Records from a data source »
== Segment start ==
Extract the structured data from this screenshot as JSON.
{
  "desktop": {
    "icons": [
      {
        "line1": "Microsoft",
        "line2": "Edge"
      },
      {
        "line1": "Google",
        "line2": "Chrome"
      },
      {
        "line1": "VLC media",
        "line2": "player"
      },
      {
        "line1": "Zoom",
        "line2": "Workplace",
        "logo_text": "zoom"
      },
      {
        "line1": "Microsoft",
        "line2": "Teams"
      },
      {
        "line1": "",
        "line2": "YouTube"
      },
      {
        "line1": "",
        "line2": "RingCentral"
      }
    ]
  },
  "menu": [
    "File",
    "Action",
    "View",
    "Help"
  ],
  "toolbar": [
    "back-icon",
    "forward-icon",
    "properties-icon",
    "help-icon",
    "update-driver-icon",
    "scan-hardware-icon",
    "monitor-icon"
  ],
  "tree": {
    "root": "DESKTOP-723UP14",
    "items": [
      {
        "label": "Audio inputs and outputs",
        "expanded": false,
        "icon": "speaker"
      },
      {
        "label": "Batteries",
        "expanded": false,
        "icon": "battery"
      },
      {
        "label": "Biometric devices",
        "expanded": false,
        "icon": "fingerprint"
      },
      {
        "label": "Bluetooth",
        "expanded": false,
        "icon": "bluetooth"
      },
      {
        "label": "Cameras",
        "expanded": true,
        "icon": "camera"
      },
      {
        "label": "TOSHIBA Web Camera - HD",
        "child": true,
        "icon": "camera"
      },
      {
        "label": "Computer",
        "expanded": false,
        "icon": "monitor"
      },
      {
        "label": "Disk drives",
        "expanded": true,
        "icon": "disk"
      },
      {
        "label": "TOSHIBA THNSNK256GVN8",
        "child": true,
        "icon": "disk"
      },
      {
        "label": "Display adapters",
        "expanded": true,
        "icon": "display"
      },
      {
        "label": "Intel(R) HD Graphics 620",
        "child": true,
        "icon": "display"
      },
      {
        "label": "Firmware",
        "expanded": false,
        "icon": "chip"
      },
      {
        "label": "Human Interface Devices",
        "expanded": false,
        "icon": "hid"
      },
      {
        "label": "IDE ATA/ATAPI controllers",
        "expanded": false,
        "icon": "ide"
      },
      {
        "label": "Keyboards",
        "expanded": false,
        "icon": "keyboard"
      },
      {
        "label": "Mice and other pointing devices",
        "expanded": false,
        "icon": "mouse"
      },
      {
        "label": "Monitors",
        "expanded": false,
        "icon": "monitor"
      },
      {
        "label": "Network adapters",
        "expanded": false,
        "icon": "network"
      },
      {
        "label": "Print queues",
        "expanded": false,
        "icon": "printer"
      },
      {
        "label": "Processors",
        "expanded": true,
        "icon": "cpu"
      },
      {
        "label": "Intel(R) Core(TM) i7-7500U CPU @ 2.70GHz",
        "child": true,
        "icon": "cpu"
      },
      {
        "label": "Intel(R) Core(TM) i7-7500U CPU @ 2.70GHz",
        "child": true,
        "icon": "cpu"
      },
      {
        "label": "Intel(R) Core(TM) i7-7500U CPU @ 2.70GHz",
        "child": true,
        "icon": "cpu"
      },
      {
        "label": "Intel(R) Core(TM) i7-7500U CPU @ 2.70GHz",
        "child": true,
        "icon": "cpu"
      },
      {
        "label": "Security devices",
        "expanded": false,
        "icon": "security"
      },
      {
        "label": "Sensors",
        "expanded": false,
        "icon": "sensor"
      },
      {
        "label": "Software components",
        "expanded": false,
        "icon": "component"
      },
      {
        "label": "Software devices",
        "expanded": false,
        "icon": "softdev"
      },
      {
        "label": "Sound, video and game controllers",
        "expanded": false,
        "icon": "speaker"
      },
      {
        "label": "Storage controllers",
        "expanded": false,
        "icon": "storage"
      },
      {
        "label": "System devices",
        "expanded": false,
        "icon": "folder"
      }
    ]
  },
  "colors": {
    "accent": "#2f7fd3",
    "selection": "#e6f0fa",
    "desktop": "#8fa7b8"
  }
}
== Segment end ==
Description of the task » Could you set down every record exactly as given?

Reply »
Extract the structured data from this screenshot as JSON.
{
  "desktop": {
    "icons": [
      {
        "line1": "Microsoft",
        "line2": "Edge"
      },
      {
        "line1": "Google",
        "line2": "Chrome"
      },
      {
        "line1": "VLC media",
        "line2": "player"
      },
      {
        "line1": "Zoom",
        "line2": "Workplace",
        "logo_text": "zoom"
      },
      {
        "line1": "Microsoft",
        "line2": "Teams"
      },
      {
        "line1": "",
        "line2": "YouTube"
      },
      {
        "line1": "",
        "line2": "RingCentral"
      }
    ]
  },
  "menu": [
    "File",
    "Action",
    "View",
    "Help"
  ],
  "toolbar": [
    "back-icon",
    "forward-icon",
    "properties-icon",
    "help-icon",
    "update-driver-icon",
    "scan-hardware-icon",
    "monitor-icon"
  ],
  "tree": {
    "root": "DESKTOP-723UP14",
    "items": [
      {
        "label": "Audio inputs and outputs",
        "expanded": false,
        "icon": "speaker"
      },
      {
        "label": "Batteries",
        "expanded": false,
        "icon": "battery"
      },
      {
        "label": "Biometric devices",
        "expanded": false,
        "icon": "fingerprint"
      },
      {
        "label": "Bluetooth",
        "expanded": false,
        "icon": "bluetooth"
      },
      {
        "label": "Cameras",
        "expanded": true,
        "icon": "camera"
      },
      {
        "label": "TOSHIBA Web Camera - HD",
        "child": true,
        "icon": "camera"
      },
      {
        "label": "Computer",
        "expanded": false,
        "icon": "monitor"
      },
      {
        "label": "Disk drives",
        "expanded": true,
        "icon": "disk"
      },
      {
        "label": "TOSHIBA THNSNK256GVN8",
        "child": true,
        "icon": "disk"
      },
      {
        "label": "Display adapters",
        "expanded": true,
        "icon": "display"
      },
      {
        "label": "Intel(R) HD Graphics 620",
        "child": true,
        "icon": "display"
      },
      {
        "label": "Firmware",
        "expanded": false,
        "icon": "chip"
      },
      {
        "label": "Human Interface Devices",
        "expanded": false,
        "icon": "hid"
      },
      {
        "label": "IDE ATA/ATAPI controllers",
        "expanded": false,
        "icon": "ide"
      },
      {
        "label": "Keyboards",
        "expanded": false,
        "icon": "keyboard"
      },
      {
        "label": "Mice and other pointing devices",
        "expanded": false,
        "icon": "mouse"
      },
      {
        "label": "Monitors",
        "expanded": false,
        "icon": "monitor"
      },
      {
        "label": "Network adapters",
        "expanded": false,
        "icon": "network"
      },
      {
        "label": "Print queues",
        "expanded": false,
        "icon": "printer"
      },
      {
        "label": "Processors",
        "expanded": true,
        "icon": "cpu"
      },
      {
        "label": "Intel(R) Core(TM) i7-7500U CPU @ 2.70GHz",
        "child": true,
        "icon": "cpu"
      },
      {
        "label": "Intel(R) Core(TM) i7-7500U CPU @ 2.70GHz",
        "child": true,
        "icon": "cpu"
      },
      {
        "label": "Intel(R) Core(TM) i7-7500U CPU @ 2.70GHz",
        "child": true,
        "icon": "cpu"
      },
      {
        "label": "Intel(R) Core(TM) i7-7500U CPU @ 2.70GHz",
        "child": true,
        "icon": "cpu"
      },
      {
        "label": "Security devices",
        "expanded": false,
        "icon": "security"
      },
      {
        "label": "Sensors",
        "expanded": false,
        "icon": "sensor"
      },
      {
        "label": "Software components",
        "expanded": false,
        "icon": "component"
      },
      {
        "label": "Software devices",
        "expanded": false,
        "icon": "softdev"
      },
      {
        "label": "Sound, video and game controllers",
        "expanded": false,
        "icon": "speaker"
      },
      {
        "label": "Storage controllers",
        "expanded": false,
        "icon": "storage"
      },
      {
        "label": "System devices",
        "expanded": false,
        "icon": "folder"
      }
    ]
  },
  "colors": {
    "accent": "#2f7fd3",
    "selection": "#e6f0fa",
    "desktop": "#8fa7b8"
  }
}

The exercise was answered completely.